Assigned task:
For every line in the entries that contains "Files", show the whole line.

*** Opening Materials provided ***

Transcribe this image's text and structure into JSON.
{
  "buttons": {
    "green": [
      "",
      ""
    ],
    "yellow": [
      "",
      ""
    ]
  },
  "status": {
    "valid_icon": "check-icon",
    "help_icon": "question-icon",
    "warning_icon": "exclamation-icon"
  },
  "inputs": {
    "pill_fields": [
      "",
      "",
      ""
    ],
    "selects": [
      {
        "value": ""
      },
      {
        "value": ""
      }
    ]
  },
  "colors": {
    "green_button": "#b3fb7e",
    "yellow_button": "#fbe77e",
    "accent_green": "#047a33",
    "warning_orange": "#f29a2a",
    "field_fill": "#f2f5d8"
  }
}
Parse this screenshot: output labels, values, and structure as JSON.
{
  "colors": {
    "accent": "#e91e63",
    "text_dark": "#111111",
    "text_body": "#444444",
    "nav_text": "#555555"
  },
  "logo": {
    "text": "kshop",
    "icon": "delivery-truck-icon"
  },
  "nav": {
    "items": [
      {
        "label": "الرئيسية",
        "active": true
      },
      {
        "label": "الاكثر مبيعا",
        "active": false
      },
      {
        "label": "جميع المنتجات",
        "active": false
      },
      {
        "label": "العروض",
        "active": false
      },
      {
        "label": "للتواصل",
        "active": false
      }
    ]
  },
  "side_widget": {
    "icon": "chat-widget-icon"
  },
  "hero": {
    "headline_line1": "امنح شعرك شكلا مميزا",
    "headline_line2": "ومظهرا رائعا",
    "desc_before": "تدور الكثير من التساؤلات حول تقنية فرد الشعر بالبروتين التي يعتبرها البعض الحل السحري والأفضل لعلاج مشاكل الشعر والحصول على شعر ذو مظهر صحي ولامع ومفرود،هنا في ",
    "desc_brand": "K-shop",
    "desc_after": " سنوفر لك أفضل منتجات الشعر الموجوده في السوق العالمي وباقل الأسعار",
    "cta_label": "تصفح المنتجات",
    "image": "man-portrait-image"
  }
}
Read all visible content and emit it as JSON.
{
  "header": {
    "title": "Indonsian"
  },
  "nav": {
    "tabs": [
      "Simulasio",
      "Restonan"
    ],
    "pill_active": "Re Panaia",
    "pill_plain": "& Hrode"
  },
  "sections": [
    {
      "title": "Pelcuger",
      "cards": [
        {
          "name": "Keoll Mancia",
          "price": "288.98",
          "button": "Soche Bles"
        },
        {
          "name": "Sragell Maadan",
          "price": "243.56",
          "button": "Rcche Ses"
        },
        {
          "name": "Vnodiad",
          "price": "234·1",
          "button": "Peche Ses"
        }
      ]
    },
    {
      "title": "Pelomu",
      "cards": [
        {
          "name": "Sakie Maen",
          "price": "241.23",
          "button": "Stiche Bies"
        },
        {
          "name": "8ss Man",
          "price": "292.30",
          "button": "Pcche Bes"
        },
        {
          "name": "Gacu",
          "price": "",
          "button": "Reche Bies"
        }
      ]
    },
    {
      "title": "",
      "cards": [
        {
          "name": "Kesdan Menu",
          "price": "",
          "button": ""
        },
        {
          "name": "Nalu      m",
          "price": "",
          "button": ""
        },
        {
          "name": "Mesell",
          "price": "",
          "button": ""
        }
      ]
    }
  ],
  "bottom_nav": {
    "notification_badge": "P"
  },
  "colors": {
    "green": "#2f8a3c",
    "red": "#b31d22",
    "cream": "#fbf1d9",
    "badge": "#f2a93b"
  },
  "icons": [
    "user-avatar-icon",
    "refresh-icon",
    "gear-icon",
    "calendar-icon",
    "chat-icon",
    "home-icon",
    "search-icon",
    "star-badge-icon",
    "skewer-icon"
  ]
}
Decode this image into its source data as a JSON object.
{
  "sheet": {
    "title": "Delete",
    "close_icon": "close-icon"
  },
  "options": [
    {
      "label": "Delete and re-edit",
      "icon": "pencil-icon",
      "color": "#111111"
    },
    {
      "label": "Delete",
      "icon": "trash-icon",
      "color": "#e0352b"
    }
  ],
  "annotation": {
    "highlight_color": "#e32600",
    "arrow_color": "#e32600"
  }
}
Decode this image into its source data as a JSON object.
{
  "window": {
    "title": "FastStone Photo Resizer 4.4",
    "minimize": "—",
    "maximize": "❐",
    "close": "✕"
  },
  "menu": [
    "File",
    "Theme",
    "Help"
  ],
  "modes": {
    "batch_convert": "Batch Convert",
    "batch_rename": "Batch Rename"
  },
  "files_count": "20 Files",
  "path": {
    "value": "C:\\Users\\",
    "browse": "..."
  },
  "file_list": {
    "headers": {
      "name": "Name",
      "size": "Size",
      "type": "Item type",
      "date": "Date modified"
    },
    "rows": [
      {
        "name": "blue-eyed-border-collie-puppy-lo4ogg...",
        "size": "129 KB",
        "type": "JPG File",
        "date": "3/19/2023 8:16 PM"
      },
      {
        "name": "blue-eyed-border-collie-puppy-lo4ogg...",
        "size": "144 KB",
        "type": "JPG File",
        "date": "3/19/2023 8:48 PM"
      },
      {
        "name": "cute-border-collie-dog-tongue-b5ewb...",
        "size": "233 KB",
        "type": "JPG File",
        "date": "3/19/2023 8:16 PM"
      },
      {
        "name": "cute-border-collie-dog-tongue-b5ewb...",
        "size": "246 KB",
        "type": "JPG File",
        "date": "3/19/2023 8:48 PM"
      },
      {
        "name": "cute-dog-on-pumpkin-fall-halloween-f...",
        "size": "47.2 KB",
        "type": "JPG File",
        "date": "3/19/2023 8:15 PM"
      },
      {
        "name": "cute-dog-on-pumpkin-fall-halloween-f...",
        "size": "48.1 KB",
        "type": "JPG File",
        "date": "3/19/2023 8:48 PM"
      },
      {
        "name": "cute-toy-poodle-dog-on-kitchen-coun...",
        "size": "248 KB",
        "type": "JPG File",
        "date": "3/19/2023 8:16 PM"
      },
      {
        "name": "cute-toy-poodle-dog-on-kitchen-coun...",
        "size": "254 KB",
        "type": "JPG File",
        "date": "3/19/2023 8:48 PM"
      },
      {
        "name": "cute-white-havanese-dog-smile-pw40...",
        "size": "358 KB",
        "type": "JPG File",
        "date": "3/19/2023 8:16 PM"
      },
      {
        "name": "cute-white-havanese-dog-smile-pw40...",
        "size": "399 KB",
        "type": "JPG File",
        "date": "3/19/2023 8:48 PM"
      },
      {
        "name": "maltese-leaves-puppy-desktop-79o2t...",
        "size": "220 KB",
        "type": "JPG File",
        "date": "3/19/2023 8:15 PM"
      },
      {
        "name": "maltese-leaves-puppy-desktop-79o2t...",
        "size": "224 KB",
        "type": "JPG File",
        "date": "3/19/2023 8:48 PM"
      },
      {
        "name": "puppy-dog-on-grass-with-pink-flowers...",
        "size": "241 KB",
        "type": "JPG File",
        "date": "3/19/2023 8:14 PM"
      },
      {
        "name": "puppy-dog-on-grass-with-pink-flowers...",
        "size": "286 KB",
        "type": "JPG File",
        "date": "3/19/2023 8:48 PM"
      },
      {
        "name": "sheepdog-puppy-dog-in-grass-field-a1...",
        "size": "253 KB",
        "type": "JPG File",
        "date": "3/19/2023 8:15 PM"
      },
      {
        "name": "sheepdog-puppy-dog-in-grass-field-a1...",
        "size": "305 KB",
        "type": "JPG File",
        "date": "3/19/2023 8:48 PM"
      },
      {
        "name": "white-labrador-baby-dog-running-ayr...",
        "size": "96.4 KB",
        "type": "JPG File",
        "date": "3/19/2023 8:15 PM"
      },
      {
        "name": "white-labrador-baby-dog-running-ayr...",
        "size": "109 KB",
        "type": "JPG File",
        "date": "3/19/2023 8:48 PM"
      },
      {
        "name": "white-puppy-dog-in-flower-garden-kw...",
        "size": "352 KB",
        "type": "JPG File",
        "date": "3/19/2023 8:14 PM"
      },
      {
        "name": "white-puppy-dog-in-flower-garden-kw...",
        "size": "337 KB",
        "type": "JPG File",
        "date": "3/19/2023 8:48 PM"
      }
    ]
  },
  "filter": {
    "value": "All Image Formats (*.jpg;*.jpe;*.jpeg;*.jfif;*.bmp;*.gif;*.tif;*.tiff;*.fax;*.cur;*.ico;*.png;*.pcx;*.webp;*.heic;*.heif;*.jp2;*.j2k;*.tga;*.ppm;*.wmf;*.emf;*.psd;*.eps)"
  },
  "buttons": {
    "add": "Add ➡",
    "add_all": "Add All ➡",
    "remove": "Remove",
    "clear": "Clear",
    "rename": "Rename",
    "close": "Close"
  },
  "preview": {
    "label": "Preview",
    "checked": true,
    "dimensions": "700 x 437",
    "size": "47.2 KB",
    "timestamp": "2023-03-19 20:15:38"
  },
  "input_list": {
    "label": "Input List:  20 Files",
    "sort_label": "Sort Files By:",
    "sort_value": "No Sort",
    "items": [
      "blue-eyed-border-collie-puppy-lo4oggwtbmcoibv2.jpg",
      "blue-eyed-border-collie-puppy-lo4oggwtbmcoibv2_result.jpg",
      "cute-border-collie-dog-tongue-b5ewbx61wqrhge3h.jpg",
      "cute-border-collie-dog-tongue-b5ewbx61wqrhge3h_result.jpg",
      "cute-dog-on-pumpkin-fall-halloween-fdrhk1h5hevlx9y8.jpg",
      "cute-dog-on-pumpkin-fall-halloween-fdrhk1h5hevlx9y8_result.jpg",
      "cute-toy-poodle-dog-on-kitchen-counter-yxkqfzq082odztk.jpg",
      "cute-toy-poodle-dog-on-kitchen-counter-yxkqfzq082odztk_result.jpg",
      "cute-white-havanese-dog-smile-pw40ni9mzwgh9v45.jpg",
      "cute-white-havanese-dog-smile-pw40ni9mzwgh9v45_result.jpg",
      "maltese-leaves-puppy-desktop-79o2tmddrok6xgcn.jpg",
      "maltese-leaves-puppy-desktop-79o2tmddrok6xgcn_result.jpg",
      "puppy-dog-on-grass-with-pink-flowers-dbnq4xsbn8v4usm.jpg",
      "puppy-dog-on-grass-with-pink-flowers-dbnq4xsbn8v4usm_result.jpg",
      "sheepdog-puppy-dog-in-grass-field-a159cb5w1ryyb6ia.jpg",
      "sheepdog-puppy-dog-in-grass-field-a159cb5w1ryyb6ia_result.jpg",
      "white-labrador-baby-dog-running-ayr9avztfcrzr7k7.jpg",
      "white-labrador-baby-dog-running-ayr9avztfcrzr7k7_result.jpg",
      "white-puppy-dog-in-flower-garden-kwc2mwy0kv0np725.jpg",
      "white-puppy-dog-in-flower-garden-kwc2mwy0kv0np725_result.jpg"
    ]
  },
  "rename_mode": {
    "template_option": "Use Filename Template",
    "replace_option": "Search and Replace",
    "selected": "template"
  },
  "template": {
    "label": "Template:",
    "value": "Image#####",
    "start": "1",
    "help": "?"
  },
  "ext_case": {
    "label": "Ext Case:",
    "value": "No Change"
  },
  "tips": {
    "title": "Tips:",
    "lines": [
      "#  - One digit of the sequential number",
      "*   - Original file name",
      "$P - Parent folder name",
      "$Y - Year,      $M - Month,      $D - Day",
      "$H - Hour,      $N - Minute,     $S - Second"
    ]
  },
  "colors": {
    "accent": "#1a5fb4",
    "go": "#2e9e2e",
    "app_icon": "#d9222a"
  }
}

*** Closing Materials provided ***

Result:
  "files_count": "20 Files",
    "label": "Input List:  20 Files",
    "sort_label": "Sort Files By:",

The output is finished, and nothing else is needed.